These core tenets of America have become less defined over the past century. America has increasingly chosen big government over individual liberties, thereby reducing the benefits of free-market capitalism.
The major expansions of government started in the progressive era, with Presidents Teddy Roosevelt, Woodrow Wilson, and Herbert Hoover. Those historic expansions were put on steroids by President Franklin D. Roosevelt’s “New Deal,” which prolonged and deepened the Great Depression. Likewise, President Lyndon B. Johnson’s “Great Society” program ballooned government through the creation Medicare and Medicaid, among others. The results have been massive government spending with increased dependency on government programs.
President George W. Bush’s expansion of Medicare with Part D provided some prescription drug coverage for seniors, with questionable results, at a massive cost. President Barack Obama’s Obamacare expanded government control, contributing to the high cost and declining quality of US healthcare. President Trump’s attempt to punish China with tariffs actually punished low-income Americans most. Most recently, President Biden’s 2022 “Inflation Reduction Act” further grows government, without reducing inflation and at a huge cost to taxpayers.
Inflating the role of government in an attempt to solve underlying issues created by big government created a vicious cycle that continues today.

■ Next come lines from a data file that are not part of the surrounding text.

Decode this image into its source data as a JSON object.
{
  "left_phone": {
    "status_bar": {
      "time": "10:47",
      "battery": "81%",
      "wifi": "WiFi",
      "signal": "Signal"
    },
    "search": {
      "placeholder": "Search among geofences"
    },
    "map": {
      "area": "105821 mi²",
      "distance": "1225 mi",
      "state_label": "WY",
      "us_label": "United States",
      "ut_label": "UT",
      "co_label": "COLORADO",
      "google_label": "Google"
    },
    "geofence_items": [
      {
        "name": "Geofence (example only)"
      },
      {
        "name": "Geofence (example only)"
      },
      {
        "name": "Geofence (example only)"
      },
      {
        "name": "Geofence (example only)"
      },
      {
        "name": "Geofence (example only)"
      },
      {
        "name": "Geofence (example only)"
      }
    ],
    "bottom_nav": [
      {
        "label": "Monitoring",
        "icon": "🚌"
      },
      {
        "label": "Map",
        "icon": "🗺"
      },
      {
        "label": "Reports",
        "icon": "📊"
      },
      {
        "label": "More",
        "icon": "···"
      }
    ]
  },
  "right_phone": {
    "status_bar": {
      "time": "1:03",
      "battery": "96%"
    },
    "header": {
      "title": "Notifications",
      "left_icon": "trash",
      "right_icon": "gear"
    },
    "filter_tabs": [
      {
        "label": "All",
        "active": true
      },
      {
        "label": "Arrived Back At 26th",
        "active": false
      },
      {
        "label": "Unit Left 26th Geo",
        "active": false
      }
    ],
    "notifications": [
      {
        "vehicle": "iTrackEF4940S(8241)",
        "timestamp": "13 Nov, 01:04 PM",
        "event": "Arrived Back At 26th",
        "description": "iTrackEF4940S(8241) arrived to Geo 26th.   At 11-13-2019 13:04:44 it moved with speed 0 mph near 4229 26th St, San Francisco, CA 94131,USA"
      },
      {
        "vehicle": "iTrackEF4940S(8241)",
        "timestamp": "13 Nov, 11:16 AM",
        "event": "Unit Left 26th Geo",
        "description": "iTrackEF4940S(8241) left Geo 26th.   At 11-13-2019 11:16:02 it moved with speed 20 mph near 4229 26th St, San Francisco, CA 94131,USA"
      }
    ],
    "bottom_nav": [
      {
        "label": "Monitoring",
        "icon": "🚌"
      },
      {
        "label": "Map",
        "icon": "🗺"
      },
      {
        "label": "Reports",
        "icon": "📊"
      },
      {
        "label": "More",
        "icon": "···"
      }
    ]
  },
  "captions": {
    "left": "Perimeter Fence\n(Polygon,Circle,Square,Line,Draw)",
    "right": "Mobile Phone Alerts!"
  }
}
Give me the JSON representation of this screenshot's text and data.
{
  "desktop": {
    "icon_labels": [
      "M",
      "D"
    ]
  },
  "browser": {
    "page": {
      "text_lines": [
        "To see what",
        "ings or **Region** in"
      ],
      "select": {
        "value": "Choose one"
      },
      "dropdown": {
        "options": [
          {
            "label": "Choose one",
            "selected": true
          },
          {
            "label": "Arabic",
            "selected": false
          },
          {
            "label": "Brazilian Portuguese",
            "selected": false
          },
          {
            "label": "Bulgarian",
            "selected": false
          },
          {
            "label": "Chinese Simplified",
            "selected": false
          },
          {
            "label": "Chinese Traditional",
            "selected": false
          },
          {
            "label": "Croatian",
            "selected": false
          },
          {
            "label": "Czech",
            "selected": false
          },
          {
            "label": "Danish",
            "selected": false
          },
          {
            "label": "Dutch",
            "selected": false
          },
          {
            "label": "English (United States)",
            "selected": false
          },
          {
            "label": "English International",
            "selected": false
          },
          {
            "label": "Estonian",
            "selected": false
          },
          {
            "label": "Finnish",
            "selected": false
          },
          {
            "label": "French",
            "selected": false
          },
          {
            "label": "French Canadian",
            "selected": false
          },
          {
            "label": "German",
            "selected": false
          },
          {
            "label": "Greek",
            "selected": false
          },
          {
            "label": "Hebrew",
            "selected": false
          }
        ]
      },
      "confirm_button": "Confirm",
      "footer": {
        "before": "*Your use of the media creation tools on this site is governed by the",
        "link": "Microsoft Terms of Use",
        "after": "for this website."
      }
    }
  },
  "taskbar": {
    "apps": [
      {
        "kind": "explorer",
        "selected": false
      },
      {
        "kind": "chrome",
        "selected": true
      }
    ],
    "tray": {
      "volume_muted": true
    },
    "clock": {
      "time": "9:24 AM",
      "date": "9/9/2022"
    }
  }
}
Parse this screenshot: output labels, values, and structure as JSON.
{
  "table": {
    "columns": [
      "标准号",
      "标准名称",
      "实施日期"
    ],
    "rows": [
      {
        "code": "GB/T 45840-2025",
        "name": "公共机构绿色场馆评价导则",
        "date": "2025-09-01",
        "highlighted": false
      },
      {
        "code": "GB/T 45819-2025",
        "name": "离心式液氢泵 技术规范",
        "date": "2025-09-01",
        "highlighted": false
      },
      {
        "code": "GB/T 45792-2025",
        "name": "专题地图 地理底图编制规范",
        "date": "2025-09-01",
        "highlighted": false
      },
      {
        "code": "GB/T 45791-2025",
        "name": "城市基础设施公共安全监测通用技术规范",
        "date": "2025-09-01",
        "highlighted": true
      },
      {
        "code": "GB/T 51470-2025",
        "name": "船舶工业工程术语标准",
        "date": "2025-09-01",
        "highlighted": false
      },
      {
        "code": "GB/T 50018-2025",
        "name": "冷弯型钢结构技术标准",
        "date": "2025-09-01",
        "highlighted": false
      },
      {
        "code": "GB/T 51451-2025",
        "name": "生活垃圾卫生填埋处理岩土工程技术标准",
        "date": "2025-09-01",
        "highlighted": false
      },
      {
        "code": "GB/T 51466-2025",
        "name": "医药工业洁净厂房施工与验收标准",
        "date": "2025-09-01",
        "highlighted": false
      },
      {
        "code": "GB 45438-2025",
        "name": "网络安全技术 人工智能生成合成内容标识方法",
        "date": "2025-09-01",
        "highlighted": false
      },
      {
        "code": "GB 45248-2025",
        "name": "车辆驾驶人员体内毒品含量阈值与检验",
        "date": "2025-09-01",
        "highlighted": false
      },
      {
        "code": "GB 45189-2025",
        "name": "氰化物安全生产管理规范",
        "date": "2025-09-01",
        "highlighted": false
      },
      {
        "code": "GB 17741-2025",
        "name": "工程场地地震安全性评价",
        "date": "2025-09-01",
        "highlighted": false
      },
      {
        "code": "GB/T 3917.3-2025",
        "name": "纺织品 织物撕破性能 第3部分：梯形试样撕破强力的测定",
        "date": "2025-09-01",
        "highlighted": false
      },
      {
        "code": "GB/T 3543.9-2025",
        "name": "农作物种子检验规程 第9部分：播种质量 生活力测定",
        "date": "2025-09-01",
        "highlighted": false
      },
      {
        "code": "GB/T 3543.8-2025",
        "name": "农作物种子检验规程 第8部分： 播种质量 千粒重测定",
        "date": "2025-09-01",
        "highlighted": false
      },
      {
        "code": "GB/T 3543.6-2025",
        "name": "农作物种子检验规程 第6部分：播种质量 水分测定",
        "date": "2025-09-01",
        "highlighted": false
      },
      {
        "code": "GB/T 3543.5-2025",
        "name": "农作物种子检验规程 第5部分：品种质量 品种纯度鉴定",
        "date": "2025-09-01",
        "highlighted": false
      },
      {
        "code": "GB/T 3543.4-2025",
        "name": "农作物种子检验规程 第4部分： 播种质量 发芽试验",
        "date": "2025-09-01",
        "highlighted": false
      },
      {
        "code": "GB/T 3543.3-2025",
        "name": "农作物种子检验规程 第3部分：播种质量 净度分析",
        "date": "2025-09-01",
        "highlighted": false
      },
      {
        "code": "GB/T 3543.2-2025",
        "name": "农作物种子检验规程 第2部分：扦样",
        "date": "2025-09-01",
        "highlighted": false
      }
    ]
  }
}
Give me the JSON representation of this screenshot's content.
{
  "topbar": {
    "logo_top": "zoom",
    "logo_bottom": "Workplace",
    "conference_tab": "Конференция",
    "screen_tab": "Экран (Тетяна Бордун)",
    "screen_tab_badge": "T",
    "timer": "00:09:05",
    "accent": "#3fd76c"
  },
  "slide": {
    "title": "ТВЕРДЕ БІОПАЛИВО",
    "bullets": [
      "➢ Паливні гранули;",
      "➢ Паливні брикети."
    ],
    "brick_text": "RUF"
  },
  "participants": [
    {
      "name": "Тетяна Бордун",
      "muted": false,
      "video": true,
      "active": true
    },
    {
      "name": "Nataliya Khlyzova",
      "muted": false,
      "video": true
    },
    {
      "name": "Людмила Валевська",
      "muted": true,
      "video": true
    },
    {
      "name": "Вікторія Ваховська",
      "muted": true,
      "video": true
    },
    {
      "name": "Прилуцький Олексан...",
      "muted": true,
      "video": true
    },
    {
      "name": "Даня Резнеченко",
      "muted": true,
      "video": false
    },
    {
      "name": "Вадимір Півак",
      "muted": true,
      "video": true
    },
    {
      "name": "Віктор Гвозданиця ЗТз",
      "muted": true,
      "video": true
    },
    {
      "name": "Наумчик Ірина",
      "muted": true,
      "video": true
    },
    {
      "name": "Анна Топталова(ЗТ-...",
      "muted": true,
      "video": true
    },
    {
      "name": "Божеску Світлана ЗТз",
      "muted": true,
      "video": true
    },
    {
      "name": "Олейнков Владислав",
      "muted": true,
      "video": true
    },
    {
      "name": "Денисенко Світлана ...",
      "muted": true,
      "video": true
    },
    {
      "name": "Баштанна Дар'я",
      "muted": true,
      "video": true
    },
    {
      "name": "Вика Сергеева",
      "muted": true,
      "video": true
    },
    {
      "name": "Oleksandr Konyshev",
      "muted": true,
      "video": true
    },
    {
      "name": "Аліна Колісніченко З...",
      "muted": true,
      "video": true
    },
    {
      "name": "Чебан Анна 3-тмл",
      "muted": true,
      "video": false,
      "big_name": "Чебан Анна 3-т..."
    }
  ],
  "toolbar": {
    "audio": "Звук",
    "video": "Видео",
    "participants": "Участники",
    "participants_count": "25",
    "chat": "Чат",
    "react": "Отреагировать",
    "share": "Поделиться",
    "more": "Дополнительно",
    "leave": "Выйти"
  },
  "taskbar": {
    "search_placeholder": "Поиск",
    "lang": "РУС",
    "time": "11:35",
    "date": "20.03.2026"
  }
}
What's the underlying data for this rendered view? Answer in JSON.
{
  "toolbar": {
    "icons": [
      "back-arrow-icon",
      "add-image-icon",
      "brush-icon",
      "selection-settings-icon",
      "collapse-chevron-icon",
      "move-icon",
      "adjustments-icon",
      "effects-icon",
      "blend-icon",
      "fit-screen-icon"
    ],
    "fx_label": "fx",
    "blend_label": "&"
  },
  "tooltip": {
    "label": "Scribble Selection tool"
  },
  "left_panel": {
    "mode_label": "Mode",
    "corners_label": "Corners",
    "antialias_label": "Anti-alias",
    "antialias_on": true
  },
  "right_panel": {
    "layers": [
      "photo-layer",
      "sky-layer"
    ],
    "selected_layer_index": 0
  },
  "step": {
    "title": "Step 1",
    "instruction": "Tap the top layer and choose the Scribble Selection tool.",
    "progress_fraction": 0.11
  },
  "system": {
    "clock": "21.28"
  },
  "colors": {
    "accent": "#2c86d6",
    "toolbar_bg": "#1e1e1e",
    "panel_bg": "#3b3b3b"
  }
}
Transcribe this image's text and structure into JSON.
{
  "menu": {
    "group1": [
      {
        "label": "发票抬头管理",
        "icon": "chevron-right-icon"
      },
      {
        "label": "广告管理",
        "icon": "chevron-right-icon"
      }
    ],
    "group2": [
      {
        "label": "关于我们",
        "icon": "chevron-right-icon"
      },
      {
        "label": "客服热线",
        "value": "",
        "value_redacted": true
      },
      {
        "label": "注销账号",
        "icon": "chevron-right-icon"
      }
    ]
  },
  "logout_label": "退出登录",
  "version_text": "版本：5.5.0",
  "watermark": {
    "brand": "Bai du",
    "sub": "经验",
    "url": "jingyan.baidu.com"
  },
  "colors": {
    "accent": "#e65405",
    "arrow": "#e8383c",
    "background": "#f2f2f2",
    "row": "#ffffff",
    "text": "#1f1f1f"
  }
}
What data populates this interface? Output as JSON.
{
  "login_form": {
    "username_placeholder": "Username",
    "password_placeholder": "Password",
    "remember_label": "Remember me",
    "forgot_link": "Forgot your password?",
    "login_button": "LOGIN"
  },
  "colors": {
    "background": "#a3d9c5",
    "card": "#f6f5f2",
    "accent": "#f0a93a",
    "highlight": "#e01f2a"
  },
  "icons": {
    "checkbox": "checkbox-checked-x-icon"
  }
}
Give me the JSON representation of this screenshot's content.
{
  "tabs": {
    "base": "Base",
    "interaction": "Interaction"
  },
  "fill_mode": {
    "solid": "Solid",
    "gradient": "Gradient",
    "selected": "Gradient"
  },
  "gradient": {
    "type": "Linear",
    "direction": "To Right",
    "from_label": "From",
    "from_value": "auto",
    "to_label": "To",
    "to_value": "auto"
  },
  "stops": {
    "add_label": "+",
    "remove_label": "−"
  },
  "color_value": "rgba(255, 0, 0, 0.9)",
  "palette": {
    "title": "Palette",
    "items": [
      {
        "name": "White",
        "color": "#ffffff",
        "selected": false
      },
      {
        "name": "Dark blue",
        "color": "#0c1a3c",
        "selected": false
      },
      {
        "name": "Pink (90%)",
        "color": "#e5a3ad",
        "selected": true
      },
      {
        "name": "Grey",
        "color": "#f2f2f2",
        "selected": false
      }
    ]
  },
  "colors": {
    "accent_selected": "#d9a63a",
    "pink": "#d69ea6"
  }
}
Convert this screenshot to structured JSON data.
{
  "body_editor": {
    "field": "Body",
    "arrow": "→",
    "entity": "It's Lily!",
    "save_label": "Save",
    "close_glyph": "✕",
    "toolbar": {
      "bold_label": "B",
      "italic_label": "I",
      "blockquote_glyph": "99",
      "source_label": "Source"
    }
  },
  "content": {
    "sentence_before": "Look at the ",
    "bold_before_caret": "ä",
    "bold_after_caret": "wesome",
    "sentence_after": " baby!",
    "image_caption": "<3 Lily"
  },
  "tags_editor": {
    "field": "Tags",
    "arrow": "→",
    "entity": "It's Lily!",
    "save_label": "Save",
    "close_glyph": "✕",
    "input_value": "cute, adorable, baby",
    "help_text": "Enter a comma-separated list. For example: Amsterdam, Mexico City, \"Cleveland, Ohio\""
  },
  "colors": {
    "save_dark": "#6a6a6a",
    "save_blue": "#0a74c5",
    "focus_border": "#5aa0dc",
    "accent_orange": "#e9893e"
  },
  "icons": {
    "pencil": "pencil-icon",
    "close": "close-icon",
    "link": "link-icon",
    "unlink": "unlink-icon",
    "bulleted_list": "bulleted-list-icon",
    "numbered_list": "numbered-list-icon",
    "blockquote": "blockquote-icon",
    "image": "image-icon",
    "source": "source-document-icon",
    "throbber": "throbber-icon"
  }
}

Government meddling distorts the economy by blocking and confusing free people’s choices. This results from a cultural shift, where Americans increasingly seem to believe government can solve problems better than markets or individuals.
This belief is contradicted by the evidence. The lack of belief in free markets is really the lack of believe in free people, as the market is nothing but people. Big government is usually the cause of economic and social problems, so trying to solve them with more government just exacerbates the issues. A severe deficit in the knowledge of history, both of culture and economics, helps explain why post-modern socialist solutions increasingly entrance younger generations.
Unlike older countries, America’s identity comes from the “texts, documents, and debates” that created our founding, says Gregg. Surveys show that only 1 in 3 Americans can pass a citizenship test, because most of them aren’t familiar with the foundational ideas outlined in our texts and documents. A national identity crisis is near-inevitable, when we forget our core values of liberty and personal responsibility
The further we stray from the principles that made our nation great (including free-market capitalism, a constitutional republic, and personal responsibility) the more swiftly we head down what economist Friedrich Hayek called “the road to serfdom.”
Only by learning our unique history, and grasping the principles of free-market economics free from burdensome interference, can Americans embark on the next American economy.
Originally published at AIER.
Vance Ginn, Ph.D.